7.03.2018

Immunotherapy as a Star Wars Movie

Before I start going off the deep end with my pursuit of a magical clinical trial, let me break down immunotherapy and immunotherapy combination trials to a 4th grade level. Or better yet, in terms of Star Wars, since this is how I explained it to my young Padawans.

As Mick (my almost 5th grader) will gladly tell you, cancer is just a bunch of normal cells gone bad. Sounds like the Republic, huh? Cells have an off switch and know when to stop growing, unless the pull of the Dark Side is too great. This is the case for cancer cells. A switch has been flipped and they continue to grow until they have taken over the galaxy.

Normally your immune system (the Rebellion) would see these cells growing when they shouldn't be, and rush in to destroy them. But like the Republic, cancer is a stealthy bastard and uses a force field to make it invisible to your immune system (the Rebellion). Immunotherapy works by sneaking on board a Star Destroyer and deactivating the force field, enabling the Rebellion to see it, and sending in X-Wing Fighters to destroy it.

Immunotherapy breaks down cancer's ability to hide from the immune system, the immune system sees it, recognizes it as a foreign invader, and attacks and kills it like it's perfectly capable of doing.

In my world of colorectal cancer there are two types of tumors: MSI and MSS. In keeping with the 4th grade level here, I'm not going to explain the two, other than to say that roughly 10-15% of colorectal cancer patients have MSI tumors - which have responded well to immunotherapy trials. The rest of us schmucks have MSS tumors, and we don't respond to immunotherapy alone.

Enter a combination therapy. The general idea behind combination therapy is the immunotherapy gets the Republic to drop its force field, and allows the Rebellion/chemo/cancer drugs to do their job far more effectively with far less work.

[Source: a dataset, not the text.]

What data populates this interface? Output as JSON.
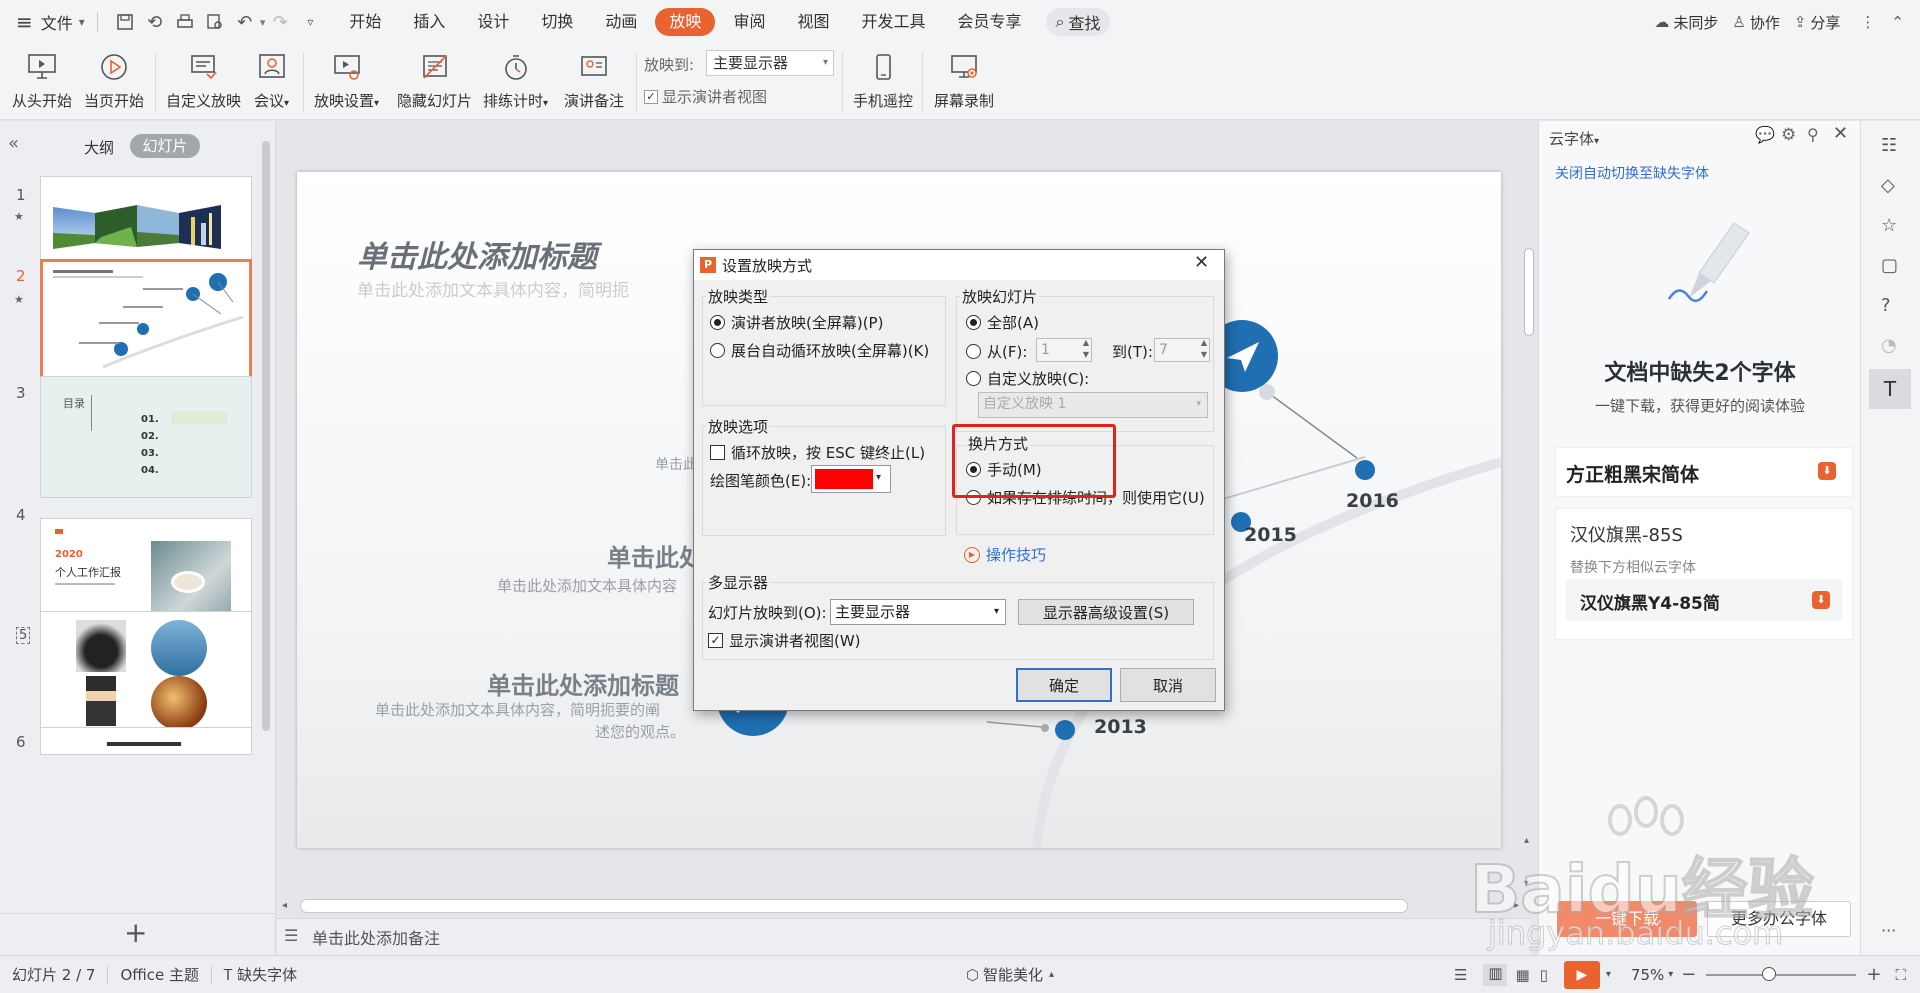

At this point I'm awaiting a combination clinical therapy trial to open up and biding my time by revisiting current standards of care I've already been on. The trials I seek are our there, just not at one of the three National Cancer Institute comprehensive cancer centers in my backyard (University of Minnesota, Mayo Clinic, or University of Wisconsin). And as I continue live with my "good stable disease," there's no panic to start the first trial that comes alone. Given the exclusion criteria that can potentially exclude me from future trials, I feel I must be very careful before venturing out on the barren planet of clinical trial Hoth with my Tauntaun.



1 comment:

Anonymous said...

I was diagnosed with Inoperable stage 4 esophageal cancer nearly 2 years ago. Spread to distant lymph nodes and the liver made me likely never a candidate for surgery. An esophagectomy is a terrible and traumatic surgery anyway, in some ways I am glad I'm not a candidate for it.

I was put on a clinical trial combining immunotherapy with chemotherapy. Within 4 weeks the majority of my symptoms greatly improved, and after 8 weeks the primary tumors were almost gone. The last infected lymph node went away after about a year, and I have now been "N.E.D." (no evidence of metastatic disease) for nearly one year. Immunotherapy doesn't seem to work for everybody, but the people it does work for it tends to work well.

I was not expected to live much more than a year after my diagnosis, nearly 2 years later I am as close to normal as anyone in my condition can be.

Colon and esophageal cancer are similar, in fact some of the same drugs are used to treat both. Once they turn metastatic any cancer is deadly, but gastric ones, especially pancreatic, tend to be the worst.

I stay "NED" much longer, I am considering doing a "watch, wait and see" approach and stopping treatment.

I thought my 40+ treatments already was too much, and well over a year ago you had already been through WAY more than me...and raising kids on top of it.

I'm glad you are doing well, and I will pray for you going forward.